• _Task requirements_: Would you reproduce the whole listing exactly, minus its images?

• _Records for this task_:

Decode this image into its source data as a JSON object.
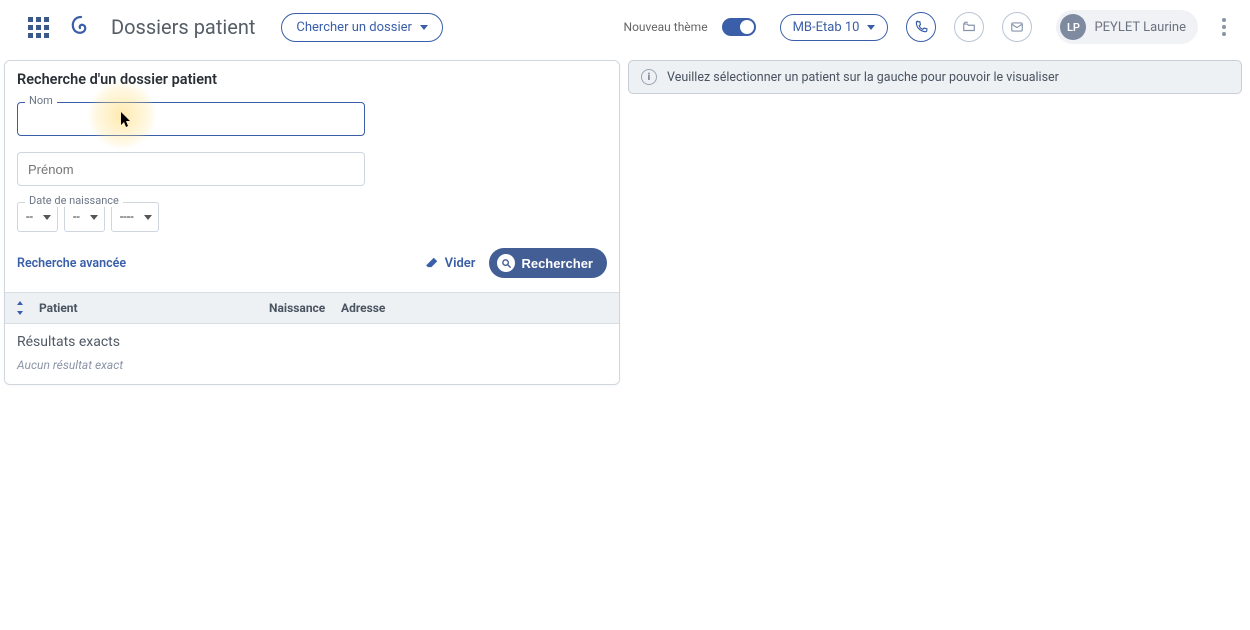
{
  "header": {
    "page_title": "Dossiers patient",
    "search_dossier_label": "Chercher un dossier",
    "theme_label": "Nouveau thème",
    "theme_on": true,
    "establishment": "MB-Etab 10",
    "user": {
      "initials": "LP",
      "name": "PEYLET Laurine"
    }
  },
  "search": {
    "title": "Recherche d'un dossier patient",
    "name_label": "Nom",
    "name_value": "",
    "firstname_placeholder": "Prénom",
    "firstname_value": "",
    "dob_label": "Date de naissance",
    "dob_day": "--",
    "dob_month": "--",
    "dob_year": "----",
    "advanced_label": "Recherche avancée",
    "clear_label": "Vider",
    "submit_label": "Rechercher"
  },
  "table": {
    "columns": {
      "patient": "Patient",
      "birth": "Naissance",
      "address": "Adresse"
    }
  },
  "results": {
    "exact_title": "Résultats exacts",
    "none_text": "Aucun résultat exact"
  },
  "right": {
    "info_text": "Veuillez sélectionner un patient sur la gauche pour pouvoir le visualiser"
  }
}
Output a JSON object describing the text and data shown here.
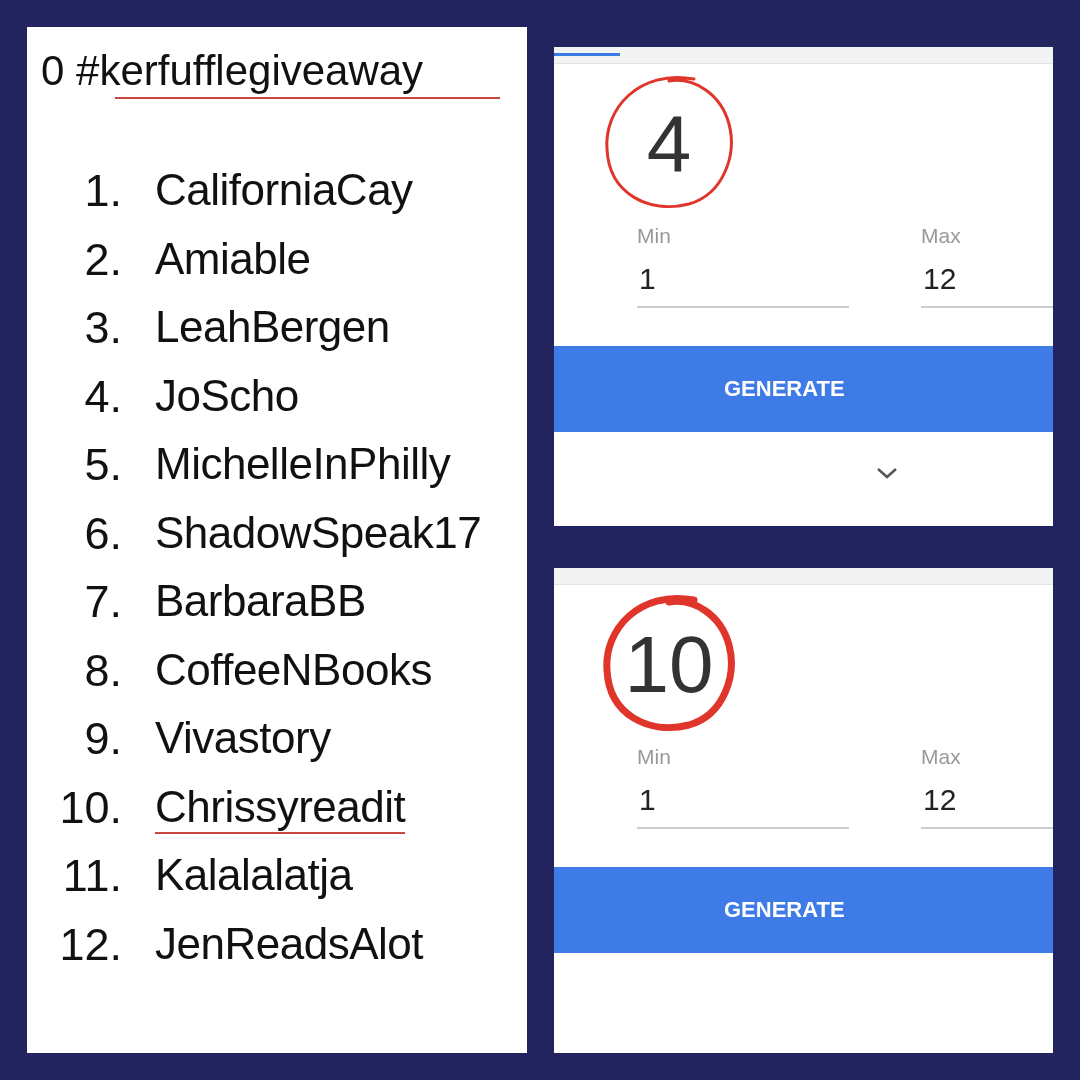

• _Output for this task_:
Decode this image into its source data as a JSON object.
{
  "header": {
    "page_title": "Dossiers patient",
    "search_dossier_label": "Chercher un dossier",
    "theme_label": "Nouveau thème",
    "theme_on": true,
    "establishment": "MB-Etab 10",
    "user": {
      "initials": "LP",
      "name": "PEYLET Laurine"
    }
  },
  "search": {
    "title": "Recherche d'un dossier patient",
    "name_label": "Nom",
    "name_value": "",
    "firstname_placeholder": "Prénom",
    "firstname_value": "",
    "dob_label": "Date de naissance",
    "dob_day": "--",
    "dob_month": "--",
    "dob_year": "----",
    "advanced_label": "Recherche avancée",
    "clear_label": "Vider",
    "submit_label": "Rechercher"
  },
  "table": {
    "columns": {
      "patient": "Patient",
      "birth": "Naissance",
      "address": "Adresse"
    }
  },
  "results": {
    "exact_title": "Résultats exacts",
    "none_text": "Aucun résultat exact"
  },
  "right": {
    "info_text": "Veuillez sélectionner un patient sur la gauche pour pouvoir le visualiser"
  }
}
Output a JSON object describing the text and data shown here.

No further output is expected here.